Former Iceland coach says hard work, discipline and focus crucial in a player’s development.
Iceland and Qatar may have similarities when it comes to sporting environment, but the vision and finance of the Gulf nation sets it apart, according to Heimir Hallgrimsson, the former Iceland coach.
Hallgrimsson, who now coaches Qatar Stars League team Al Arabi, has seen the sporting journey of both the countries from close quarters. While parallels can be found in points like small population and extreme weather conditions, Qatar scores in the way it has been working towards its goals, Hallgrimsson said, speaking at the Aspire Academy’s Global Summit on Football Performance and Science.
Iceland has a population of just 334,000 while Hallgrimsson’s island (Vestmannaeyjar) has only 4000 people.
“It’s a small island on the south coast of Iceland and it’s all about sports there,” said Hallgrimsson. “We’ve good facilities, we’ve an indoor arena, four natural grass pitches, three handball arenas, basketball courts, indoor swimming pools – it’s a lot for 4000 people,” he said.
“There’re similarities with Qatar – we also don’t have a big players’ pool and the weather is extreme – one place is cold, the other is hot but both countries have thrived on a generation of players.
“We found a good generation of players and formed a good team, where there’s continuity and consistency.
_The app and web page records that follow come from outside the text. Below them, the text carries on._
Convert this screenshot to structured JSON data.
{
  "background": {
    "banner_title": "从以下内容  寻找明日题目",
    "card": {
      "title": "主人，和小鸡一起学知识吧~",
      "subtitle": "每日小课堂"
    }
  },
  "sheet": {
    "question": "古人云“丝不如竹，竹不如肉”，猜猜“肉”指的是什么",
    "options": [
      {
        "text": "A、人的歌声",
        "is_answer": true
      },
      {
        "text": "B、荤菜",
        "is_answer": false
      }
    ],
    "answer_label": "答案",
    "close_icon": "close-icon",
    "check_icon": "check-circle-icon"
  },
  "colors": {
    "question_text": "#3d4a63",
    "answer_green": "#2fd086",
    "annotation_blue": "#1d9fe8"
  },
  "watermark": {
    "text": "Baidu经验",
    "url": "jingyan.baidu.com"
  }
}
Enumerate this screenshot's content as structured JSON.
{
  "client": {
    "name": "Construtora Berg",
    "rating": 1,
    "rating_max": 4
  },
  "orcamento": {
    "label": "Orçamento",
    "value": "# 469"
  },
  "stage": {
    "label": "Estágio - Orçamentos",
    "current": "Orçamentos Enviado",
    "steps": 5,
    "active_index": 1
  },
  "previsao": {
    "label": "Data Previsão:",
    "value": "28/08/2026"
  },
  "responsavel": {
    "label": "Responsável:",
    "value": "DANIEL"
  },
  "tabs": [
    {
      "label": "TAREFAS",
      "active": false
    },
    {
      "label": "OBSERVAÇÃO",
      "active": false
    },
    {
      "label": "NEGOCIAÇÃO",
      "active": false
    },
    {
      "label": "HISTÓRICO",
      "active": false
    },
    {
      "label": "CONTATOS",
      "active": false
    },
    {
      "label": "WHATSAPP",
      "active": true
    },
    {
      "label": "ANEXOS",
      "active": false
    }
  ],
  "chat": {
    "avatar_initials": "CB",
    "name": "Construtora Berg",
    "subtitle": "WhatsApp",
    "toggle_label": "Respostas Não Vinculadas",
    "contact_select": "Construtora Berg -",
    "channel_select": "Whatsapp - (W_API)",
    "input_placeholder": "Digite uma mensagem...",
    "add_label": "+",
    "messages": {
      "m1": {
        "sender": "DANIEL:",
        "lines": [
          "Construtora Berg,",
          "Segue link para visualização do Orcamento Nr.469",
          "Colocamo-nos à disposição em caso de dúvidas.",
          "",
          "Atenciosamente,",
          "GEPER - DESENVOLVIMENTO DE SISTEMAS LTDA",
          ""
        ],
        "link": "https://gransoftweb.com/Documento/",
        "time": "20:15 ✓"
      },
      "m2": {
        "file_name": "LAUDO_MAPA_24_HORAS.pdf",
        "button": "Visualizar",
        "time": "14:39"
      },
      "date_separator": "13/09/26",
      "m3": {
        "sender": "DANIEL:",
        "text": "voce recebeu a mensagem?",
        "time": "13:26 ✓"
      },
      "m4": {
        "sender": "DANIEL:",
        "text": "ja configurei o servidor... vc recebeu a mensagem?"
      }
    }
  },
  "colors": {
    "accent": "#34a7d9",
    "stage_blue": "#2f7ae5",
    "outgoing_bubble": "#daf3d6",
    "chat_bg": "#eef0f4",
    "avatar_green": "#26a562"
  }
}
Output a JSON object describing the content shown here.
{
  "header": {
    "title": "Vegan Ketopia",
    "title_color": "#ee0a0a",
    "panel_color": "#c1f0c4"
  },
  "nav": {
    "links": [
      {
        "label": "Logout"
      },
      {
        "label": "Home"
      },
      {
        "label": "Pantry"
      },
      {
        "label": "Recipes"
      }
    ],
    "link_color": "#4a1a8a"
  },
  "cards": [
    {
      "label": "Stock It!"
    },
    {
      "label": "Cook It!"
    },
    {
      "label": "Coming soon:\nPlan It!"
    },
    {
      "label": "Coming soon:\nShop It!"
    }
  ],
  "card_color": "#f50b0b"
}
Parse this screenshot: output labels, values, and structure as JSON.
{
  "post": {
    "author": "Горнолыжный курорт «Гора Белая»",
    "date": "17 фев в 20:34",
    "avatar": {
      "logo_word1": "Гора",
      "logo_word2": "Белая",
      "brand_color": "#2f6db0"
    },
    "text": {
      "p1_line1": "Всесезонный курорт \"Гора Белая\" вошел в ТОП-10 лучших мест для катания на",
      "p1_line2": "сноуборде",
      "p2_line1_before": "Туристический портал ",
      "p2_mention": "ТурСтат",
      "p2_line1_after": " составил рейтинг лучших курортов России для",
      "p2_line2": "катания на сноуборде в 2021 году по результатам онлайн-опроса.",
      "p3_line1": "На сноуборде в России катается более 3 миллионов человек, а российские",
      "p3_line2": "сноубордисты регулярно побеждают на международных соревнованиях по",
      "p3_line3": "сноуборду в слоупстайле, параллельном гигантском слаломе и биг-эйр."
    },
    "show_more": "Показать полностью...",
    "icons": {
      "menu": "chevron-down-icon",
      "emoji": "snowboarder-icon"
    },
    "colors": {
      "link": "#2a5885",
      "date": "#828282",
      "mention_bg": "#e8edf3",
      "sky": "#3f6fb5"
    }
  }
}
Here also, there’s continuity, the same players, same coach, same philosophy. The challenge is to build on it.
“The difference is in the finance of Qatar, and also in the vision. When we said we wanted to qualify for the 2014 World Cup, nobody believed us,” said Hallgrimsson, who was the joint-coach of the Iceland team at the 2016 UEFA European Championship and the chief coach at the 2018 FIFA World Cup in Russia.
“In Qatar, the vision is already in place. Here we know that the goal is 2022. It’s much easier to work when you’ve a vision in place. To succeed, there has to be a vision,” he said.
While it is not difficult to find footballers in Iceland, the lack of a professional league is an issue, Hallgrimsson pointed out.
“It isn’t hard to get players, because everyone plays one sport or the other. But we only have a semi-professional league, so people will branch out to different careers as they grow up. Serious players move out to professional leagues abroad,” said Hallgrimsson, who himself is a qualified dentist.
The 52-year-old said being a dentist had its advantages when it comes to dealing with players.
“When patients visit the dentist, you get some who’re petrified and others who go with the flow and your approach to each of them differs.
Similarly, some players need an arm around the shoulders while others just get rolling. It’s important to know the players and their personality to get the best out of them,” he said.
Hallgrimsson’s team, Al Arabi, are unbeaten in the QSL in five games and are second on the table. The coach revealed he had devised a pragmatic approach to make a mark in a league where the best players belong to a handful of clubs.
“Al Sadd, Al Duhail and Al Rayyan have the best players and provide the bulk of the national team. If we play the same style as the top teams, they will only win. So, we’ve studied, analysed and formed our own identity. We’ve worked hard on defence and are among the clubs with least goals conceded. We also know that 30 per cent of the goals in QSL come in the last 15 minutes. So we’ve also put emphasis on our fitness,” he said.
Hallgrimsson also explained the qualities he looked for in a young player.
“He has to be hard-working, focused and disciplined. If you’ve these qualities, you’ll definitely progress, get better in the game.”